If approved, the deal would potentially solve significant challenges facing AT&T and DirecTV.
For El Segundo-based DirecTV, which has more than 20 million subscribers around the country, being tied to AT&T would enable it to seamlessly package its television and high-speed Internet services. One of DirecTV’s shortcomings in the fight for customers is its lack of a broadband service.
A combined AT&T and DirecTV could face off against Comcast, which has spent billions improving its broadband offering and is acquiring Time Warner Cable with an eye toward creating a nationwide cable and broadband behemoth.
By acquiring DirecTV, AT&T could shut down its much smaller U-Verse television service, which it delivers through its fiber lines. Doing that would enable AT&T to use DirecTV for television service and free up its fiber lines to increase broadband speeds to U-Verse customers.
There could be a backlash to winding down U-Verse as it would remove a competitor from the pay-TV arena.
The industry needs more competition, not more mergers, said John Bergmayer, a senior staff attorney at Public Knowledge. We’ll have to analyze this carefully for potential harms both to the video programming and the wireless markets.
Another reason DirecTV appeals to AT&T is the cash it generates. In 2013 the company posted $8 billion in profit on $32 billion in revenue.

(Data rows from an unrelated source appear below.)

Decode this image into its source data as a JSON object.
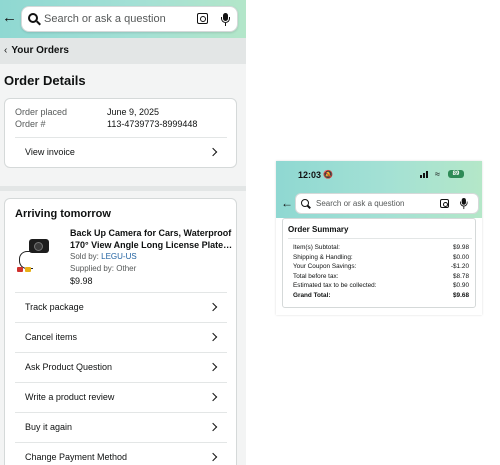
{
  "left": {
    "search": {
      "placeholder": "Search or ask a question"
    },
    "breadcrumb": "Your Orders",
    "page_title": "Order Details",
    "order": {
      "placed_label": "Order placed",
      "placed_value": "June 9, 2025",
      "number_label": "Order #",
      "number_value": "113-4739773-8999448",
      "invoice_label": "View invoice"
    },
    "arriving": {
      "title": "Arriving tomorrow",
      "product": {
        "title_line1": "Back Up Camera for Cars, Waterproof",
        "title_line2": "170° View Angle Long License Plate…",
        "sold_by_label": "Sold by:",
        "sold_by_value": "LEGU-US",
        "supplied_by": "Supplied by: Other",
        "price": "$9.98"
      },
      "actions": [
        "Track package",
        "Cancel items",
        "Ask Product Question",
        "Write a product review",
        "Buy it again",
        "Change Payment Method"
      ]
    }
  },
  "right": {
    "status": {
      "time": "12:03",
      "battery": "89"
    },
    "search": {
      "placeholder": "Search or ask a question"
    },
    "summary": {
      "title": "Order Summary",
      "rows": [
        {
          "label": "Item(s) Subtotal:",
          "value": "$9.98"
        },
        {
          "label": "Shipping & Handling:",
          "value": "$0.00"
        },
        {
          "label": "Your Coupon Savings:",
          "value": "-$1.20"
        },
        {
          "label": "Total before tax:",
          "value": "$8.78"
        },
        {
          "label": "Estimated tax to be collected:",
          "value": "$0.90"
        },
        {
          "label": "Grand Total:",
          "value": "$9.68"
        }
      ]
    }
  },
  "colors": {
    "header_gradient_start": "#8fd8d2",
    "header_gradient_end": "#b3e6c9",
    "link": "#2162a1",
    "battery": "#2e8b57"
  },
  "icons": [
    "back-arrow-icon",
    "search-icon",
    "camera-icon",
    "mic-icon",
    "chevron-right-icon",
    "bell-icon",
    "wifi-icon",
    "battery-icon"
  ]
}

DirecTV said it will keep its headquarters in El Segundo after the deal closes. The satellite broadcaster has 3,000 employees there.
Source: LA Times